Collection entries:
= = =

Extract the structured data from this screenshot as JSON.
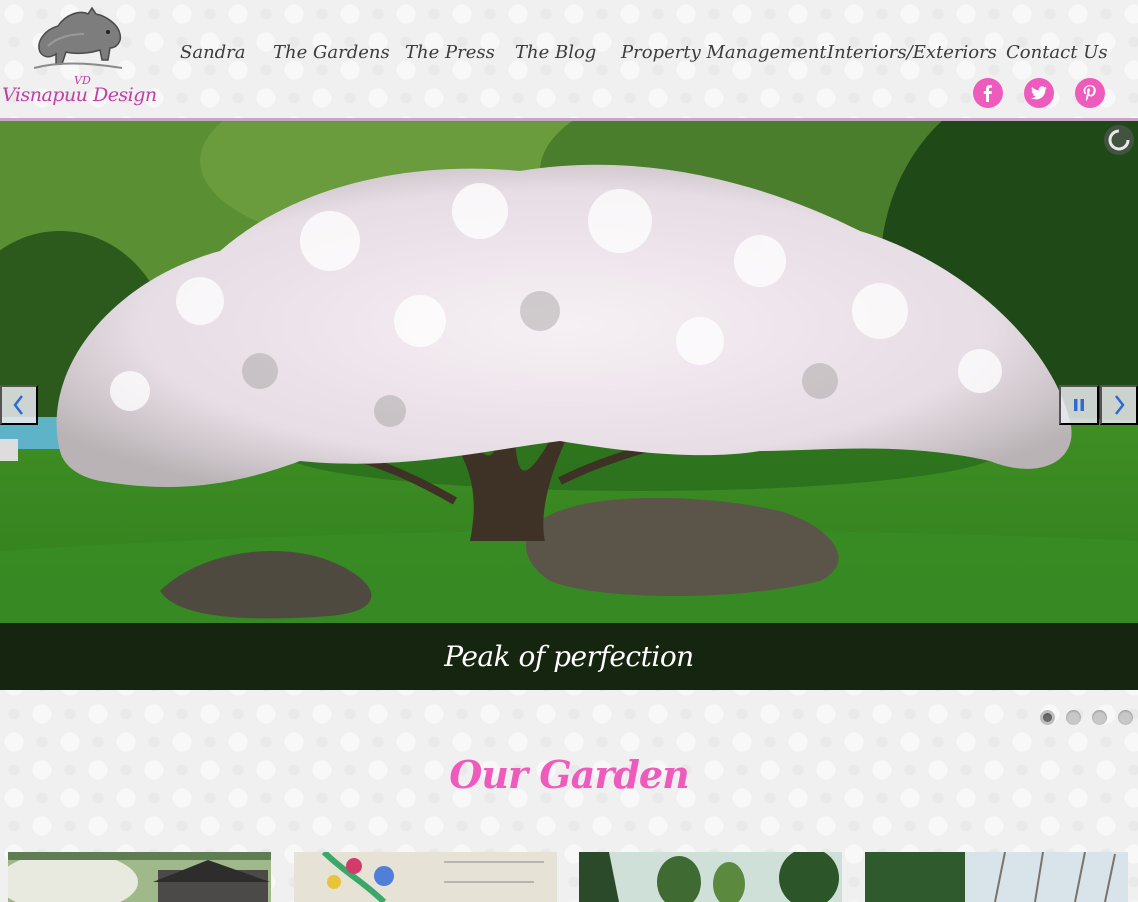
{
  "brand": {
    "monogram": "VD",
    "name": "Visnapuu Design",
    "logo_icon": "boar-icon"
  },
  "nav": {
    "items": [
      {
        "label": "Sandra"
      },
      {
        "label": "The Gardens"
      },
      {
        "label": "The Press"
      },
      {
        "label": "The Blog"
      },
      {
        "label": "Property Management"
      },
      {
        "label": "Interiors/Exteriors"
      },
      {
        "label": "Contact Us"
      }
    ]
  },
  "social": [
    {
      "name": "facebook-icon",
      "glyph": "f"
    },
    {
      "name": "twitter-icon"
    },
    {
      "name": "pinterest-icon"
    }
  ],
  "slider": {
    "caption": "Peak of perfection",
    "prev_icon": "chevron-left-icon",
    "next_icon": "chevron-right-icon",
    "pause_icon": "pause-icon",
    "loader_icon": "loading-spinner-icon",
    "total_slides": 4,
    "active_slide": 1
  },
  "section": {
    "title": "Our Garden"
  },
  "colors": {
    "accent_pink": "#ee5bbd",
    "brand_magenta": "#c03fa6",
    "caption_bg": "#141c0e",
    "nav_text": "#3c3c3c"
  }
}
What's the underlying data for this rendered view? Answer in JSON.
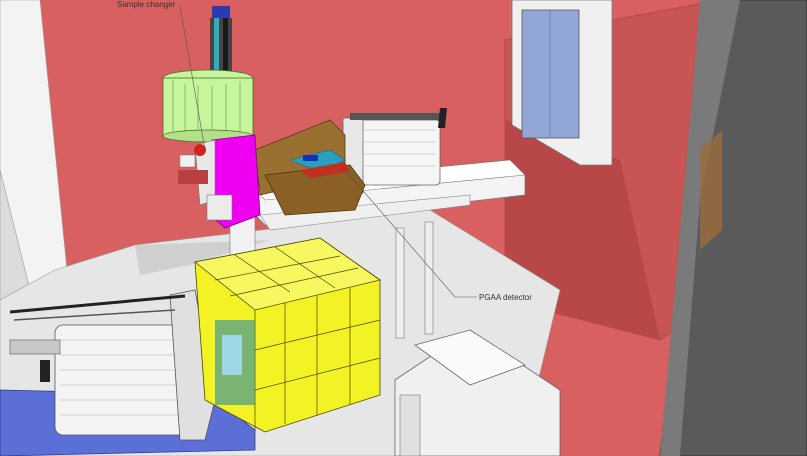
{
  "labels": {
    "sample_changer": "Sample changer",
    "pgaa_detector": "PGAA detector"
  },
  "colors": {
    "wall": "#d96060",
    "wall_dark": "#b84848",
    "floor": "#e4e4e4",
    "sample_changer": "#c6f59b",
    "sample_holder": "#f000f0",
    "detector_shield": "#f2f224",
    "magnet": "#9a7030",
    "base_plate": "#5b6fd6",
    "window": "#93a6d8"
  },
  "icons": [
    "window-icon"
  ]
}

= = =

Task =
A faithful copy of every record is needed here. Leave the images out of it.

Output of the exercise =
Extract the structured data from this screenshot as JSON.
{
  "brand": {
    "monogram": "VD",
    "name": "Visnapuu Design",
    "logo_icon": "boar-icon"
  },
  "nav": {
    "items": [
      {
        "label": "Sandra"
      },
      {
        "label": "The Gardens"
      },
      {
        "label": "The Press"
      },
      {
        "label": "The Blog"
      },
      {
        "label": "Property Management"
      },
      {
        "label": "Interiors/Exteriors"
      },
      {
        "label": "Contact Us"
      }
    ]
  },
  "social": [
    {
      "name": "facebook-icon",
      "glyph": "f"
    },
    {
      "name": "twitter-icon"
    },
    {
      "name": "pinterest-icon"
    }
  ],
  "slider": {
    "caption": "Peak of perfection",
    "prev_icon": "chevron-left-icon",
    "next_icon": "chevron-right-icon",
    "pause_icon": "pause-icon",
    "loader_icon": "loading-spinner-icon",
    "total_slides": 4,
    "active_slide": 1
  },
  "section": {
    "title": "Our Garden"
  },
  "colors": {
    "accent_pink": "#ee5bbd",
    "brand_magenta": "#c03fa6",
    "caption_bg": "#141c0e",
    "nav_text": "#3c3c3c"
  }
}
What's the underlying data for this rendered view? Answer in JSON.
{
  "labels": {
    "sample_changer": "Sample changer",
    "pgaa_detector": "PGAA detector"
  },
  "colors": {
    "wall": "#d96060",
    "wall_dark": "#b84848",
    "floor": "#e4e4e4",
    "sample_changer": "#c6f59b",
    "sample_holder": "#f000f0",
    "detector_shield": "#f2f224",
    "magnet": "#9a7030",
    "base_plate": "#5b6fd6",
    "window": "#93a6d8"
  },
  "icons": [
    "window-icon"
  ]
}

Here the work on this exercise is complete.